All lines from the one containing "Decode this image" to the final line of the material should be retyped exactly. Nothing else belongs in the response.
== Segment start ==
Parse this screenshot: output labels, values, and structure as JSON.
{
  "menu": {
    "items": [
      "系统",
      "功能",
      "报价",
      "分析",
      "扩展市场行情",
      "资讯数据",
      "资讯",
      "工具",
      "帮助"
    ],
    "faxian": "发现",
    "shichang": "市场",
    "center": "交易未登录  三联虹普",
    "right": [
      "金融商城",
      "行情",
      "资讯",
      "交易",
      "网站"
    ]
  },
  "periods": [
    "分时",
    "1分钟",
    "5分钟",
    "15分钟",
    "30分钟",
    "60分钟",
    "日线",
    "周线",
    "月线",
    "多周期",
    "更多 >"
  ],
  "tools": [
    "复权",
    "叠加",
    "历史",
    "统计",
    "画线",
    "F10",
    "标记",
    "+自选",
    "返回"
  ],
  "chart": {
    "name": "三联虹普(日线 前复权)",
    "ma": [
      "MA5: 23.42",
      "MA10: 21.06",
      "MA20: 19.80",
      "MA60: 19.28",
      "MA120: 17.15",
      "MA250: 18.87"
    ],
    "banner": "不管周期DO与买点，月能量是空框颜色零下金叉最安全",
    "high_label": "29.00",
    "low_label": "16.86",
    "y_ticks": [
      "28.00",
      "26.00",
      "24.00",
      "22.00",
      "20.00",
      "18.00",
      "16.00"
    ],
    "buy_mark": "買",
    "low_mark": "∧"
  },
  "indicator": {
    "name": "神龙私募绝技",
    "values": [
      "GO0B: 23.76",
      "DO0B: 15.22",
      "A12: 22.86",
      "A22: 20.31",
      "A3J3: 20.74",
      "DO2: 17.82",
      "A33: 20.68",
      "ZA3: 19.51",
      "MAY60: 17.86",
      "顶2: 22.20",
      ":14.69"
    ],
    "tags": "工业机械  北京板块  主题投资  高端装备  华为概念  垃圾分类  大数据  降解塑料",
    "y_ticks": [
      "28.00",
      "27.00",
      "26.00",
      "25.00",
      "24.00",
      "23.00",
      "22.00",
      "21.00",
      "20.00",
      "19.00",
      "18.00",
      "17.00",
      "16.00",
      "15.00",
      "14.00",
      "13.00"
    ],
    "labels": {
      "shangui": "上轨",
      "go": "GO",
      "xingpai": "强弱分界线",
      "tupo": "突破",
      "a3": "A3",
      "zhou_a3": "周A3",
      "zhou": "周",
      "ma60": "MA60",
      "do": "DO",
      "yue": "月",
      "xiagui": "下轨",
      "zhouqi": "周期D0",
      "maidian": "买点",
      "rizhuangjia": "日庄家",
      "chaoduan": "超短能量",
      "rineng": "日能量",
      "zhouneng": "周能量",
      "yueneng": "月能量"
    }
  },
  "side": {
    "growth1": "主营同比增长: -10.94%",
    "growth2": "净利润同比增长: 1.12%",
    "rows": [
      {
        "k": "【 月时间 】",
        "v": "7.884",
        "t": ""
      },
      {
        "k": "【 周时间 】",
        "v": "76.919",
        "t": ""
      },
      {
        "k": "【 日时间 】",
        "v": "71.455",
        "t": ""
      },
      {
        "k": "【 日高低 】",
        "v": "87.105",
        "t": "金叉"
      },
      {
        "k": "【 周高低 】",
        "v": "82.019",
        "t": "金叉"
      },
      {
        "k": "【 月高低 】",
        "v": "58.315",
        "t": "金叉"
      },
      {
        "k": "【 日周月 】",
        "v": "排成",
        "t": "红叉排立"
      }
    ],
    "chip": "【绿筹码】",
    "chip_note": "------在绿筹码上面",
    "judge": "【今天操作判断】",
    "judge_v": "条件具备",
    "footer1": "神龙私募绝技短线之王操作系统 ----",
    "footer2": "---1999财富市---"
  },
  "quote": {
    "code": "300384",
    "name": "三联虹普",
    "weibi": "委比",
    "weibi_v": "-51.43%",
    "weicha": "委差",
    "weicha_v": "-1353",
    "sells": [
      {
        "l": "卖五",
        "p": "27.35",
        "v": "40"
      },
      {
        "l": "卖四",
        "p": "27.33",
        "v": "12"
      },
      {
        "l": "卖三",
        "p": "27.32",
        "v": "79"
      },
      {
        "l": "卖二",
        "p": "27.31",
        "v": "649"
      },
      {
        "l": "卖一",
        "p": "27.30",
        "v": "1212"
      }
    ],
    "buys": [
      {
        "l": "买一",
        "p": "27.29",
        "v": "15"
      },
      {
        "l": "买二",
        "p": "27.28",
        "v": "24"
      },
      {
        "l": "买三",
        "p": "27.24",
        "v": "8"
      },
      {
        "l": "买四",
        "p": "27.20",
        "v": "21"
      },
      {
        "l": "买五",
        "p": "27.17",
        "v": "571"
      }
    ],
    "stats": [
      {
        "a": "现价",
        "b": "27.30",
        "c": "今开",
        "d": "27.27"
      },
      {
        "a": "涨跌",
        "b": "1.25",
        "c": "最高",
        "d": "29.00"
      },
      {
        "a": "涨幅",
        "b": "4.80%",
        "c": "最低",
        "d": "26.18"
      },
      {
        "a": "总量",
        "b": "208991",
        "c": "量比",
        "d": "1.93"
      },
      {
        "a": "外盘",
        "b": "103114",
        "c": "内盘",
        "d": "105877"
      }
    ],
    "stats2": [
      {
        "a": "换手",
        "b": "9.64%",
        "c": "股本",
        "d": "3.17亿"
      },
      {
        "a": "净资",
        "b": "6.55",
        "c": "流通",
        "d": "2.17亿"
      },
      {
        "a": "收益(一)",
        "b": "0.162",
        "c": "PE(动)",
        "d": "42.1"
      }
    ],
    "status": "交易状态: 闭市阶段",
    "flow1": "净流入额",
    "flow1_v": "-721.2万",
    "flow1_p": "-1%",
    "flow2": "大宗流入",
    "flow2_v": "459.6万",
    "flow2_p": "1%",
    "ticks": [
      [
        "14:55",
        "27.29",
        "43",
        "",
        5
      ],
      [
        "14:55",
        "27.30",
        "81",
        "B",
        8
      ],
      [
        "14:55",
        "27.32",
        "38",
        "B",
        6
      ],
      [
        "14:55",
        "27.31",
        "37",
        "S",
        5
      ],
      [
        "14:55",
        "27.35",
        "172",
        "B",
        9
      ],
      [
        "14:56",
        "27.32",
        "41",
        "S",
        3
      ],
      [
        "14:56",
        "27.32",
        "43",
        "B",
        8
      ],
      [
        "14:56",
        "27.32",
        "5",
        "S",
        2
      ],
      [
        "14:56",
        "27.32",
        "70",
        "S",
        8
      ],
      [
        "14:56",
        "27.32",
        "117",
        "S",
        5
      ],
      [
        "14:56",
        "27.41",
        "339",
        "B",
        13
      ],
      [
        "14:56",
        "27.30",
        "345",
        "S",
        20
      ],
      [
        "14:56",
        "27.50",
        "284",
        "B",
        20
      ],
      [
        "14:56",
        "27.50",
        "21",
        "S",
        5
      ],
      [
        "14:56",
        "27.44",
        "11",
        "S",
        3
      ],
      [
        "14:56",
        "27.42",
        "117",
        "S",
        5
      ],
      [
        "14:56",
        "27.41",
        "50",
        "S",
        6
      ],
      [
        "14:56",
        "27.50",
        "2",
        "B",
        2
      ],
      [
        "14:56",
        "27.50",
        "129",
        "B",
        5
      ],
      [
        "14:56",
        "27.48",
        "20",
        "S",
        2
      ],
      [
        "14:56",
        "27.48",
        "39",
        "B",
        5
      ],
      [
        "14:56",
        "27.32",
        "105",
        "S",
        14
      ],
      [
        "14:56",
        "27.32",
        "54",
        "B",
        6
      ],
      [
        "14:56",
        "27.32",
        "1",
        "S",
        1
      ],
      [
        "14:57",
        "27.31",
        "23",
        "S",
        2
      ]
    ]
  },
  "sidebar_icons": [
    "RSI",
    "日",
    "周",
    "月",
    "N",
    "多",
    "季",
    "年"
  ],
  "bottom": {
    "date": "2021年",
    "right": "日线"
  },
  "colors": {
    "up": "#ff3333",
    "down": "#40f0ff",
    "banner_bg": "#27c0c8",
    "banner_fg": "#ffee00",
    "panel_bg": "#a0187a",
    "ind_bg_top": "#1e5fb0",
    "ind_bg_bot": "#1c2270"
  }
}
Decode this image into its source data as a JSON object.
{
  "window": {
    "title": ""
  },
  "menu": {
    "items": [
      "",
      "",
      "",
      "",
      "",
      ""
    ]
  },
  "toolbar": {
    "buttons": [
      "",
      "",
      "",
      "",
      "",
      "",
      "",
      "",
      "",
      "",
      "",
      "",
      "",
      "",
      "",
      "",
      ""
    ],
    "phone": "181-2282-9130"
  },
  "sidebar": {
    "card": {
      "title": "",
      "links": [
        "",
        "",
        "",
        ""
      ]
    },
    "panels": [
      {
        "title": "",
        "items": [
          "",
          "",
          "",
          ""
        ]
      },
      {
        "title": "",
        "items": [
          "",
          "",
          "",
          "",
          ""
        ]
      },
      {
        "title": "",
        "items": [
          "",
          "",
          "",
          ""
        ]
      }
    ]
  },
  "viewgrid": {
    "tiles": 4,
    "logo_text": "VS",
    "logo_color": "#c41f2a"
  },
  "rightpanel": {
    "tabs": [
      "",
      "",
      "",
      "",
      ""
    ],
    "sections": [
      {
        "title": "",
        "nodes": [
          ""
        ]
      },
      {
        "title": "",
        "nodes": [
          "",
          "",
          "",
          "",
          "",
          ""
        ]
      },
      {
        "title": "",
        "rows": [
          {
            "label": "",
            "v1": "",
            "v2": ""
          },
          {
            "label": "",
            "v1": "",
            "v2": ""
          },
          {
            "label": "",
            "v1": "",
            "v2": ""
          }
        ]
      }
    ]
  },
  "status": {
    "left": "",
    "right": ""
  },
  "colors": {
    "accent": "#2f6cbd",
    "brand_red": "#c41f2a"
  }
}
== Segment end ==
**Response:**
Decode this image into its source data as a JSON object.
{
  "window": {
    "title": ""
  },
  "menu": {
    "items": [
      "",
      "",
      "",
      "",
      "",
      ""
    ]
  },
  "toolbar": {
    "buttons": [
      "",
      "",
      "",
      "",
      "",
      "",
      "",
      "",
      "",
      "",
      "",
      "",
      "",
      "",
      "",
      "",
      ""
    ],
    "phone": "181-2282-9130"
  },
  "sidebar": {
    "card": {
      "title": "",
      "links": [
        "",
        "",
        "",
        ""
      ]
    },
    "panels": [
      {
        "title": "",
        "items": [
          "",
          "",
          "",
          ""
        ]
      },
      {
        "title": "",
        "items": [
          "",
          "",
          "",
          "",
          ""
        ]
      },
      {
        "title": "",
        "items": [
          "",
          "",
          "",
          ""
        ]
      }
    ]
  },
  "viewgrid": {
    "tiles": 4,
    "logo_text": "VS",
    "logo_color": "#c41f2a"
  },
  "rightpanel": {
    "tabs": [
      "",
      "",
      "",
      "",
      ""
    ],
    "sections": [
      {
        "title": "",
        "nodes": [
          ""
        ]
      },
      {
        "title": "",
        "nodes": [
          "",
          "",
          "",
          "",
          "",
          ""
        ]
      },
      {
        "title": "",
        "rows": [
          {
            "label": "",
            "v1": "",
            "v2": ""
          },
          {
            "label": "",
            "v1": "",
            "v2": ""
          },
          {
            "label": "",
            "v1": "",
            "v2": ""
          }
        ]
      }
    ]
  },
  "status": {
    "left": "",
    "right": ""
  },
  "colors": {
    "accent": "#2f6cbd",
    "brand_red": "#c41f2a"
  }
}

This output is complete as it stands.